“Art is a wrestling with the meaning of life,” Vickers once said, and his religious faith informed his artistic choices.

Born in Prince Albert, Canada on Oct. 29, 1926, Jonathan Stewart Vickers was one of the world’s top tenors for three decades, collecting devoted fans, numerous honorary degrees and two Grammy Awards.

After retiring in 1988, he was drawn back to the rural life he enjoyed as a youngster. His family’s statement said he was “a man of the land who was the most at home on his farm, surrounded by nature and his family.”

Despite his association with Wagner’s works, he found the German composer — whose anti-Semitism made him a favorite of the Nazis — morally objectionable. In 1977, Vickers pulled out of a production of Wagner’s “Tannhauser,” saying he considered it anti-Christian. Some of his critics suggested that the work’s upper range was too challenging for him.

But, while he was known as temperamental, few argued with his artistry.

“His compelling vocal mix of bitter and sweet, of strength and frailty, made his incarnations of tormented heroes, star-crossed lovers and lonely visionaries unforgettable,” a critic for the Toronto Globe and Mail wrote in 1998. Luciano Pavarotti’s manager, Herbert Breslin, once likened Vickers’ voice to “an iron column that weeps tears.”
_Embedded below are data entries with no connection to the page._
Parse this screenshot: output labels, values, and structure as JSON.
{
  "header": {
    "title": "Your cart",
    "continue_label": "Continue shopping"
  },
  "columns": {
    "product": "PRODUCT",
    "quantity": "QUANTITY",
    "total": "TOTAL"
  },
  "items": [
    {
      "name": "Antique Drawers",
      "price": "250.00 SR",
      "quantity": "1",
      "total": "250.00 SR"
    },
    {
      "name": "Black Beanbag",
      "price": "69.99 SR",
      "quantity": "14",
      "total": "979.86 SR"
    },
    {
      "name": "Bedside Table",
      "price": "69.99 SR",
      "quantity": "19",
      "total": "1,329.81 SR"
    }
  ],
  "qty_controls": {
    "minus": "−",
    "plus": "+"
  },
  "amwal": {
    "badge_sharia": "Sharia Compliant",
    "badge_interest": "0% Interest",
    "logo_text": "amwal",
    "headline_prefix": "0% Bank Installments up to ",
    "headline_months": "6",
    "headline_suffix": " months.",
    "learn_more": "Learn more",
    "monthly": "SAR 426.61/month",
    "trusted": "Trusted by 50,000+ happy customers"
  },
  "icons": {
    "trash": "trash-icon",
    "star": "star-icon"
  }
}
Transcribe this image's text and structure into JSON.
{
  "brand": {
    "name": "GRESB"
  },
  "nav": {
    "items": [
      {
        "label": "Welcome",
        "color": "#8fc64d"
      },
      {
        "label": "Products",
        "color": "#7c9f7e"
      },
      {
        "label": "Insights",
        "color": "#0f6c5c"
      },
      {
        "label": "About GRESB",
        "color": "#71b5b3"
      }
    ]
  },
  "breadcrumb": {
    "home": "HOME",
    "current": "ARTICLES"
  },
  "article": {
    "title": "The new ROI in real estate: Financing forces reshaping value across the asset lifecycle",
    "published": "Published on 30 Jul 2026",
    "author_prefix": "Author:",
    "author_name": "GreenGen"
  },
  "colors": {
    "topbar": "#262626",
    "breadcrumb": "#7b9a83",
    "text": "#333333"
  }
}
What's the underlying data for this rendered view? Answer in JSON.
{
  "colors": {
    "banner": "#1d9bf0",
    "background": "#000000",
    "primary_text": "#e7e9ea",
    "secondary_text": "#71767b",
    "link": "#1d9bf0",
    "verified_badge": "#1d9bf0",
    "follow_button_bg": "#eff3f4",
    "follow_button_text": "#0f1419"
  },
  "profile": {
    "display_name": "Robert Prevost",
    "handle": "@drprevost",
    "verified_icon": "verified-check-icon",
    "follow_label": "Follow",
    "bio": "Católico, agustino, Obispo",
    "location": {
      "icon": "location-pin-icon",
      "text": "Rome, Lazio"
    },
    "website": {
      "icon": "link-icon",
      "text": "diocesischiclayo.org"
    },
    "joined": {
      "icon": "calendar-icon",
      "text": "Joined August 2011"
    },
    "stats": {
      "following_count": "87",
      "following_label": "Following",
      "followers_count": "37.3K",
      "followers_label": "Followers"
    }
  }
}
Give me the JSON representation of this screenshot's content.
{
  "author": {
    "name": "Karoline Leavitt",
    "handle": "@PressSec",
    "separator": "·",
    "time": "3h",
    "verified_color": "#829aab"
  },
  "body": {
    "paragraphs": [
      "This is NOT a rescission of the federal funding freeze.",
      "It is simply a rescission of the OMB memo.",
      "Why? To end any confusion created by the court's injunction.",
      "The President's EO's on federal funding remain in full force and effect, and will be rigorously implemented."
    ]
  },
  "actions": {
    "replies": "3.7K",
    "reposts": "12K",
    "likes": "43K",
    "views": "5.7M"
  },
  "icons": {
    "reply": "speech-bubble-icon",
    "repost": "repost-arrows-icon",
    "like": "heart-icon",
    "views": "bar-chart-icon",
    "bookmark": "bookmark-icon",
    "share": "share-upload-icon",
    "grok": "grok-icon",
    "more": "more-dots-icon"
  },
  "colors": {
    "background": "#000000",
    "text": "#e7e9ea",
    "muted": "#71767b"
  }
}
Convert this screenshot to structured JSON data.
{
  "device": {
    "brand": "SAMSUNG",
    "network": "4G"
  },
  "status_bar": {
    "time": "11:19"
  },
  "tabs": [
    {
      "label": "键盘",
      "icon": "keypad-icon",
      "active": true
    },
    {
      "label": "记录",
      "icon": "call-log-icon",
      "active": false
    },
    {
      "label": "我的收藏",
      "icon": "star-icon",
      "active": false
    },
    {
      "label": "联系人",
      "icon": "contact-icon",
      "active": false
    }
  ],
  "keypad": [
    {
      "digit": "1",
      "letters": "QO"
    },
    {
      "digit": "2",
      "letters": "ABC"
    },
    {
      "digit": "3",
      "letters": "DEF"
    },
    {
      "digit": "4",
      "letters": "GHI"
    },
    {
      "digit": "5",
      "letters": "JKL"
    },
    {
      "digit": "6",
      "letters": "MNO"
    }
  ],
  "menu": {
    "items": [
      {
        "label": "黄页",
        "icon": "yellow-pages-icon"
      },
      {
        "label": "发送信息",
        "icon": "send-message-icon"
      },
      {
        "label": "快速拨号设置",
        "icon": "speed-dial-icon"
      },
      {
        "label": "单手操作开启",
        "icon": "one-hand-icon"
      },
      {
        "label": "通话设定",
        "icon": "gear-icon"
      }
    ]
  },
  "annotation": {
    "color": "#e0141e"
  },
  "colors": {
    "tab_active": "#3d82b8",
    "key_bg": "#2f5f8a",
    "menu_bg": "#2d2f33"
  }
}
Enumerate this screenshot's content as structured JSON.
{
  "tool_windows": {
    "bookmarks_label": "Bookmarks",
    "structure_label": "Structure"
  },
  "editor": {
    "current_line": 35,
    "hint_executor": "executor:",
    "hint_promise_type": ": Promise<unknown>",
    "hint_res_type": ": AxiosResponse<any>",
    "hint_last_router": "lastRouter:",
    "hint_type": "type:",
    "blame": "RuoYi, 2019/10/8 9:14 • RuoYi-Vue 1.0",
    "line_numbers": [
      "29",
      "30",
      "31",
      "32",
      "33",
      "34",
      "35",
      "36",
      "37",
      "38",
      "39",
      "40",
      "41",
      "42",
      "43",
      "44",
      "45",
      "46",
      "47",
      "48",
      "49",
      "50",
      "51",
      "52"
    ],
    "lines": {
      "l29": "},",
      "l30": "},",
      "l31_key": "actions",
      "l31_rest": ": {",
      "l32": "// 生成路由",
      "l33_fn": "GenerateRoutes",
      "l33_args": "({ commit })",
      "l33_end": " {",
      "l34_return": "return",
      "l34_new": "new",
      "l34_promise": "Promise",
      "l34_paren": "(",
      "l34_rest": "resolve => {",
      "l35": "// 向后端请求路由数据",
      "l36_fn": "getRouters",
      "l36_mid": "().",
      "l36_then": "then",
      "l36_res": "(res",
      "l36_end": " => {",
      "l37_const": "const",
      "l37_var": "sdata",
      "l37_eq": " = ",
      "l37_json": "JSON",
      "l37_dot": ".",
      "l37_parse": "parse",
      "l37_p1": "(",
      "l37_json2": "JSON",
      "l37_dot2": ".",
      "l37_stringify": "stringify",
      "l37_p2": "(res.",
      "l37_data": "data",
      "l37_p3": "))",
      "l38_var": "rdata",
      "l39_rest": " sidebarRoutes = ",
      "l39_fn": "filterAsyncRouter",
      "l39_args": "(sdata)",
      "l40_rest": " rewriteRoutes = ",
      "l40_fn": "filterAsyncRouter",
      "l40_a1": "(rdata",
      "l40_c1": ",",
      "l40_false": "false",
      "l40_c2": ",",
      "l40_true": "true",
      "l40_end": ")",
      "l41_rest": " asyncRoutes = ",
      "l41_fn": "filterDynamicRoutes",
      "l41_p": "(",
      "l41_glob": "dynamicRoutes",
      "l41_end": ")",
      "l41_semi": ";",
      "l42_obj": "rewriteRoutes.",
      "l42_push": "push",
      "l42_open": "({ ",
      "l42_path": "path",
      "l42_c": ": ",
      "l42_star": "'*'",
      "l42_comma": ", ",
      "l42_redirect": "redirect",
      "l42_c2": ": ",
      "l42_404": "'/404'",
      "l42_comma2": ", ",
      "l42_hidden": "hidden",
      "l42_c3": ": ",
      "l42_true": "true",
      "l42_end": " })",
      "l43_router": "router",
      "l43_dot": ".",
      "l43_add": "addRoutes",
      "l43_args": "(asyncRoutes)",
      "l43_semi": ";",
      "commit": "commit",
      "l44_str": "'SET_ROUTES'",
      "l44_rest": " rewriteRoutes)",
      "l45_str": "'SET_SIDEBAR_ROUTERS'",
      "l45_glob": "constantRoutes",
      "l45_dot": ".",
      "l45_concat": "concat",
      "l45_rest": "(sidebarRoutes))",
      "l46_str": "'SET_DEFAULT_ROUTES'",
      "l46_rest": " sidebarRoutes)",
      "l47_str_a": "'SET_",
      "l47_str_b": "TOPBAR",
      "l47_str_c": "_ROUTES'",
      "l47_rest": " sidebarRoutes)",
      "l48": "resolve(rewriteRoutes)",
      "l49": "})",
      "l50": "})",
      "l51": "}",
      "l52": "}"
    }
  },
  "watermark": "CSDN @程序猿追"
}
His wife, Henrietta, died in 1991. He is survived by a sister, five children, 11 grandchildren and two great-grandchildren.